Meat that had been frozen for up to 40 years old was smuggled into China through a secret supply chain set up by gangs at home and accomplices abroad, according to law enforcement officers. The criminal network was revealed by customs officials after they busted 14 gangs in 14 provinces and regions in a crackdown on the smuggling of rotten frozen meat products, dubbed “zombie meat” by the media. The trade in expired meat developed to meet booming demand for meat products. The General Administration of Customs said officers confiscated more than 100,000 metric tons of smuggled frozen meat valued at 3 billion yuan ($483 million), if sold, including chicken wings, beef and pork…Full Article: China Daily July 2015
- From January to June 2015, China confiscated 420,000 MTs of frozen meat products.
- According to a senior official with China’s Anti-Smuggling Bureau of the Changsha Administration of Customs, smuggled beef is initially procured from Europe and the USA, and transported in refrigerated containers to Hong Kong. Once in Hong Kong the beef is shipped to Vietnam where it is smuggled into Yunnan province or Guangxi Zhuang region. Once inside China, the beef is repackaged and sold to restaurants and other eateries.
- In 2007, China issued regulations permitting the storage of frozen pork for up to four months and beef/mutton for up to eight months.
- In June 2015, China halted a Japanese beef smuggling ring that imported the beef via Cambodia-Laos-Yunnan-Shanghai.
- In May 2015, a dozen people were jailed in Zhejiang province for injecting water into cattle for profit.
- In February 2015, China arrested nearly three dozen people who allegedly smuggled 6,000 tons of beef into the country. Anti-smuggling authorities based in Dalian, Beijing, Shanghai, Shenzhen and Guangzhou participated the nationwide crackdown.
- In 2003, China banned US beef after a case of Bovine Spongiform Encephalopathy (BSE), aka mad cow disease, was detected in Washington state.
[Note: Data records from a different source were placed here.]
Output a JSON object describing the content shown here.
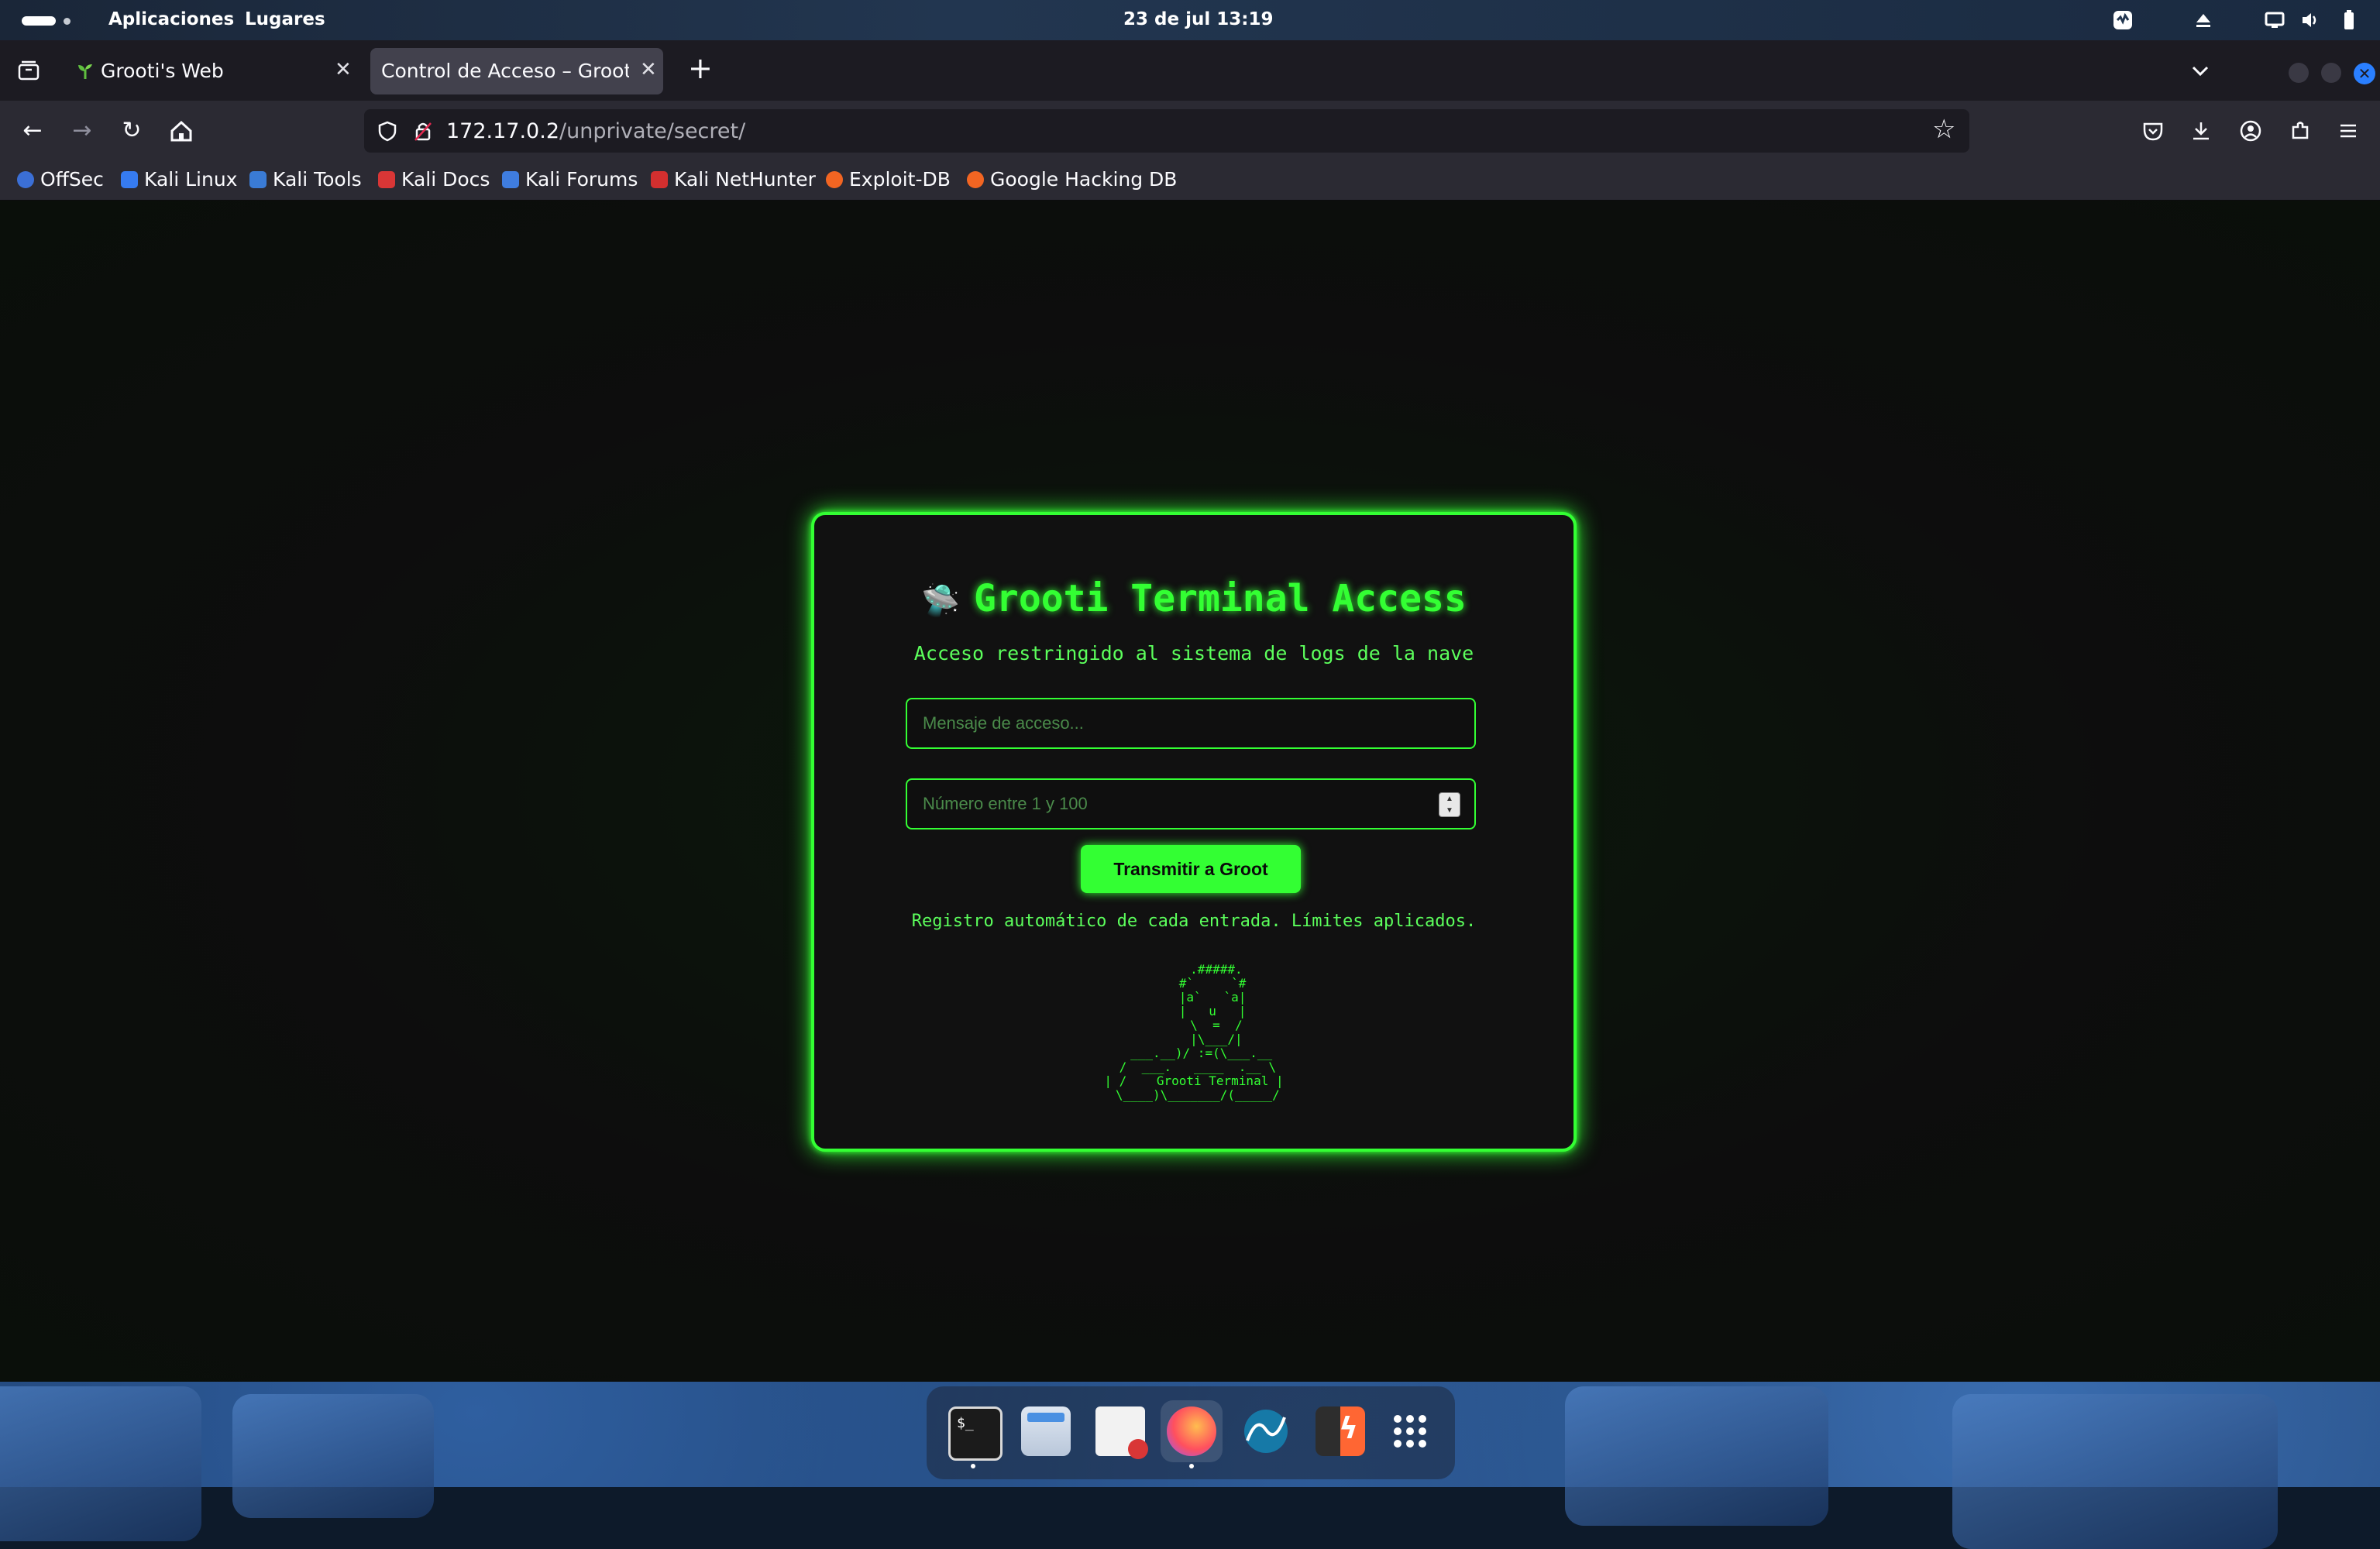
{
  "top_panel": {
    "menu_apps": "Aplicaciones",
    "menu_places": "Lugares",
    "clock": "23 de jul  13:19"
  },
  "browser": {
    "tabs": [
      {
        "label": "Grooti's Web",
        "icon": "sprout-icon",
        "active": false
      },
      {
        "label": "Control de Acceso – Grooti S",
        "icon": "",
        "active": true
      }
    ],
    "new_tab": "+",
    "url_host": "172.17.0.2",
    "url_path": "/unprivate/secret/",
    "bookmarks": [
      {
        "label": "OffSec",
        "color": "#3b6fd6"
      },
      {
        "label": "Kali Linux",
        "color": "#367bf0"
      },
      {
        "label": "Kali Tools",
        "color": "#3a7bd5"
      },
      {
        "label": "Kali Docs",
        "color": "#d93636"
      },
      {
        "label": "Kali Forums",
        "color": "#3f7de0"
      },
      {
        "label": "Kali NetHunter",
        "color": "#d32f2f"
      },
      {
        "label": "Exploit-DB",
        "color": "#f26522"
      },
      {
        "label": "Google Hacking DB",
        "color": "#f26522"
      }
    ]
  },
  "card": {
    "icon": "ufo-icon",
    "title": "Grooti Terminal Access",
    "subtitle": "Acceso restringido al sistema de logs de la nave",
    "message_placeholder": "Mensaje de acceso...",
    "number_placeholder": "Número entre 1 y 100",
    "submit_label": "Transmitir a Groot",
    "note": "Registro automático de cada entrada. Límites aplicados.",
    "ascii_art": "      .#####.\n     #`     `#\n     |a`   `a|\n     |   u   |\n      \\  =  /\n      |\\___/|\n  ___.__)/ :=(\\___.__\n /  ___.   ____  .__ \\\n| /    Grooti Terminal |\n \\____)\\_______/(_____/"
  },
  "colors": {
    "accent": "#33ff33",
    "card_bg": "#111111"
  },
  "dock": [
    "terminal-icon",
    "files-icon",
    "text-editor-icon",
    "firefox-icon",
    "wireshark-icon",
    "burpsuite-icon",
    "app-grid-icon"
  ]
}
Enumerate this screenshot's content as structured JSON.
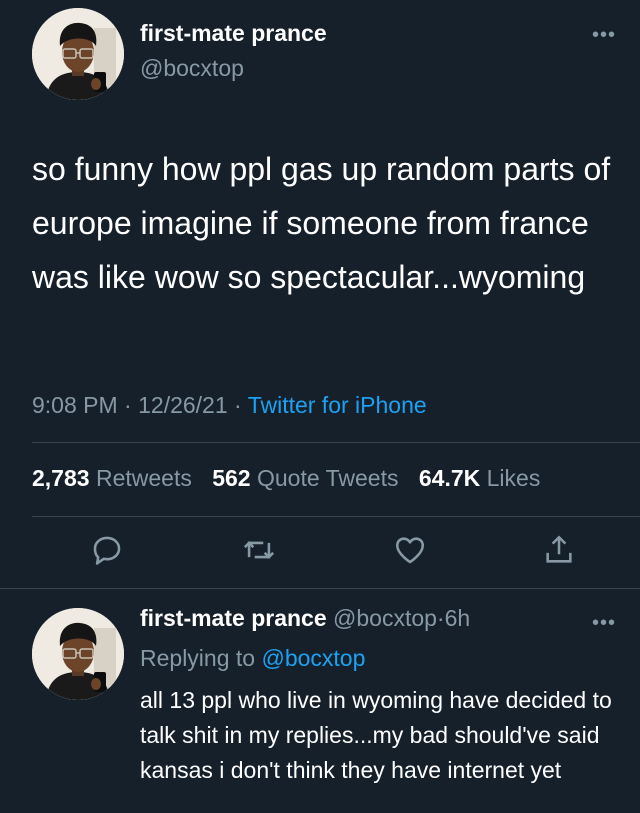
{
  "tweet": {
    "display_name": "first-mate prance",
    "handle": "@bocxtop",
    "more_icon": "more-dots-icon",
    "text": "so funny how ppl gas up random parts of europe imagine if someone from france was like wow so spectacular...wyoming",
    "time": "9:08 PM",
    "date": "12/26/21",
    "separator": "·",
    "source": "Twitter for iPhone",
    "stats": {
      "retweets_count": "2,783",
      "retweets_label": "Retweets",
      "quotes_count": "562",
      "quotes_label": "Quote Tweets",
      "likes_count": "64.7K",
      "likes_label": "Likes"
    },
    "actions": [
      "reply-icon",
      "retweet-icon",
      "like-icon",
      "share-icon"
    ]
  },
  "reply": {
    "display_name": "first-mate prance",
    "handle": "@bocxtop",
    "age": "6h",
    "separator": "·",
    "replying_label": "Replying to",
    "replying_handle": "@bocxtop",
    "text": "all 13 ppl who live in wyoming have decided to talk shit in my replies...my bad should've said kansas i don't think they have internet yet"
  },
  "colors": {
    "background": "#15202b",
    "muted": "#8899a6",
    "accent": "#1da1f2",
    "divider": "#38444d"
  }
}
- In 2001, China banned Japanese beef imports reportedly over concern for bovine spongiform encephalopathy (BSE or ‘mad cow’).